Matthew 18:21–35 “So also my heavenly Father will do to every one of you, if you do not forgive your brother from your heart” (v. 35).

A discussion of church discipline must recognize two errors often made in the interpretation of Matthew 18:15–20. First, we err if we divorce the church’s authority from its biblical basis, since this inevitably exalts church tradition above Scripture and binds people to confess many unbiblical doctrines. Yet as the Westminster Confession of Faith aptly states, church authority is inseparable from the Word of God, which alone binds the conscience absolutely (1.10). Scripture, and the events it records, establishes the church; therefore, Scripture stands in authority over the church. Church decisions bind only when they are biblical; to violate God’s Word for tradition’s sake is evil (Matt. 15:1–9).

The second error thinks 18:20 guarantees Jesus’ approval of anything two or more believers agree upon in prayer. However, the verse’s context refutes this view. Indeed, Jesus is present when believers congregate, but verse 20 promises that He backs up the church’s authority when it makes decisions in accord with the Bible, not that He will do whatever a group of Christians asks of Him.

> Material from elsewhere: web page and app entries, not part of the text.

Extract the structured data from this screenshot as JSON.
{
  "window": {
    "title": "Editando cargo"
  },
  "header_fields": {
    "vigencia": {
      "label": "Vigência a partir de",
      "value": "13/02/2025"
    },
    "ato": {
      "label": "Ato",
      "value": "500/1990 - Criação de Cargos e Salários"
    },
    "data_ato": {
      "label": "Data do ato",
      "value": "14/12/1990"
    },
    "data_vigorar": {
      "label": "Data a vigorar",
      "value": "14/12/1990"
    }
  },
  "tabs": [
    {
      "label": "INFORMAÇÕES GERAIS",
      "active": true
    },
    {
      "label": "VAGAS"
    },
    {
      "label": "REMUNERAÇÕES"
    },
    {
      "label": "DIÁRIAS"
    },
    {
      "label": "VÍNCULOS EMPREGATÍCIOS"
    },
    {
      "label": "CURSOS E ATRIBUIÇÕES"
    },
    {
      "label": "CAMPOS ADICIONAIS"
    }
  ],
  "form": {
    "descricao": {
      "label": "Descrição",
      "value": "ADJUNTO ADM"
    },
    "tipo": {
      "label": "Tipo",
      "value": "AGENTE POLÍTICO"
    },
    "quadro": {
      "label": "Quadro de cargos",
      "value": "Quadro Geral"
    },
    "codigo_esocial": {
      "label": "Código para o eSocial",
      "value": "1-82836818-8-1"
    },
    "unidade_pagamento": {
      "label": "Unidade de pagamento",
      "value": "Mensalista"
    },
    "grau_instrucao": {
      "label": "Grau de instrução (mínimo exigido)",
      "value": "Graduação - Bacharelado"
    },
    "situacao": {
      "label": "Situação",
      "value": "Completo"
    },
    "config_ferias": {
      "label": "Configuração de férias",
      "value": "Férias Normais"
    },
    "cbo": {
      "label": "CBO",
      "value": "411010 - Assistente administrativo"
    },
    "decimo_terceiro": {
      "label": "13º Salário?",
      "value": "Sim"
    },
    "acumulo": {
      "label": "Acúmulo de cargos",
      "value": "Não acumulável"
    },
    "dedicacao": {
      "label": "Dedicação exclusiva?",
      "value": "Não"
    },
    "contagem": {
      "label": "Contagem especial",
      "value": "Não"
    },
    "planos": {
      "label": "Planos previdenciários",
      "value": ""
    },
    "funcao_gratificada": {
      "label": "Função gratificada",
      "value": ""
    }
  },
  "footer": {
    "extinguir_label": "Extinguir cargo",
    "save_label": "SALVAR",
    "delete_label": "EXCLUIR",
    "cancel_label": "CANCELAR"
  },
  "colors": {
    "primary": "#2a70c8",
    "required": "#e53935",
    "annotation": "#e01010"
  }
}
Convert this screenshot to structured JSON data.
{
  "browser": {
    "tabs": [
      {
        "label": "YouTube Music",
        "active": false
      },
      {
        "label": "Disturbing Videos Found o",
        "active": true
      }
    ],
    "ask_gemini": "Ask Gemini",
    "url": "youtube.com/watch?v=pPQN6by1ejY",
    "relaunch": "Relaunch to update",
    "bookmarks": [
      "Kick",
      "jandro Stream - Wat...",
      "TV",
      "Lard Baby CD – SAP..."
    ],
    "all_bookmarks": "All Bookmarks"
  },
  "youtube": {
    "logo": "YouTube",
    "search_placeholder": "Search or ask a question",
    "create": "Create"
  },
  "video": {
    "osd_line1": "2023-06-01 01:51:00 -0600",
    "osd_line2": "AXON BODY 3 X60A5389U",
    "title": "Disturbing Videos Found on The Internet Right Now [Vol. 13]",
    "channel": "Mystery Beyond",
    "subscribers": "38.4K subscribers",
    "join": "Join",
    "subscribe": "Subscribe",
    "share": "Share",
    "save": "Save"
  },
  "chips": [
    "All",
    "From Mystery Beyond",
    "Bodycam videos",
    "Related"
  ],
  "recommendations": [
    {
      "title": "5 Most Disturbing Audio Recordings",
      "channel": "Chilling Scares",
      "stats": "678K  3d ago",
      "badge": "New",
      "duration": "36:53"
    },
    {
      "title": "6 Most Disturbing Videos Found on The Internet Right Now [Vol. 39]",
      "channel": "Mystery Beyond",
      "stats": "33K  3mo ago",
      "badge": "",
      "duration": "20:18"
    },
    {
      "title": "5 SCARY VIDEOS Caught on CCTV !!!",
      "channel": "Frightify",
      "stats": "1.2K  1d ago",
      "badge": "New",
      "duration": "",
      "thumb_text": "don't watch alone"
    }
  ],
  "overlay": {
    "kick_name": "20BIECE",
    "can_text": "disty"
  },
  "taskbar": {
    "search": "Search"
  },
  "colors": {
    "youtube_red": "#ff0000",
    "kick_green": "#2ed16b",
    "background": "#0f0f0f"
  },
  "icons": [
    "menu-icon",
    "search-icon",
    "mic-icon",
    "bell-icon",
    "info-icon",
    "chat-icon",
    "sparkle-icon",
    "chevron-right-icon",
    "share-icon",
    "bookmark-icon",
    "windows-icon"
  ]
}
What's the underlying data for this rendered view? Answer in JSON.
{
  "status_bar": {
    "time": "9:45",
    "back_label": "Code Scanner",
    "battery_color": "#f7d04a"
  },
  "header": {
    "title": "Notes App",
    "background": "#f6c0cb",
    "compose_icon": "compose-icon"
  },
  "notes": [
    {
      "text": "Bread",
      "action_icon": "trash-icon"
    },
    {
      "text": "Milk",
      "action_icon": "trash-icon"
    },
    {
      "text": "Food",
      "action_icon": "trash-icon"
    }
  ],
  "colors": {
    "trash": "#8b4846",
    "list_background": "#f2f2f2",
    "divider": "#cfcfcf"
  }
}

Forgiveness and the restoration of relationship is the goal of discipline — from the first step to the last step of excommunication. Peter understands this partly; he will forgive a person up to seven times, more than the three times the rabbis prescribe in his day (v. 21). That Peter’s comprehension is incomplete is revealed in the Savior’s command to forgive “seventy times seven” (v. 22). According to some Reformed New Testament scholars Jesus really says, “seventy-seven times,” but the precise number is unimportant. Either way, as seen in the parable that follows, Christ is actually teaching that forgiveness must be unlimited.

Ten thousand talents is upwards of a trillion dollars in modern currency. It is an amount the servant could never repay; only by the king’s grace can this debt be canceled (vv. 23–27). As imitators of the true King, we, the recipients of grace, must show mercy, for Jesus will condemn all who are unmerciful toward their debtors (vv. 28–35). Believers, collectively as the church and individually, must always forgive penitent people. How can we possibly be Christians if we, whose unpayable debt has been erased, refuse to pardon those who have wronged us?

Coram deo: Living before the face of God

It is not as if unforgiving people lose their salvation, Matthew Henry says, for “those who do not forgive their brother’s trespasses, did never truly repent of their own, and therefore that which is taken away is only what they seemed to have.” Henry also gives a great principle for the Christian life: “God multiplies his pardons, and so should we. We should make it our constant practice to forgive injuries, and should accustom ourselves to it until it becomes habitual.”

For further study: Genesis 45:1–24

INTO the WORD daily Bible studies from TableTalk Magazine, Matthew Studies. Copyright © 2008 by Ligonier Ministries.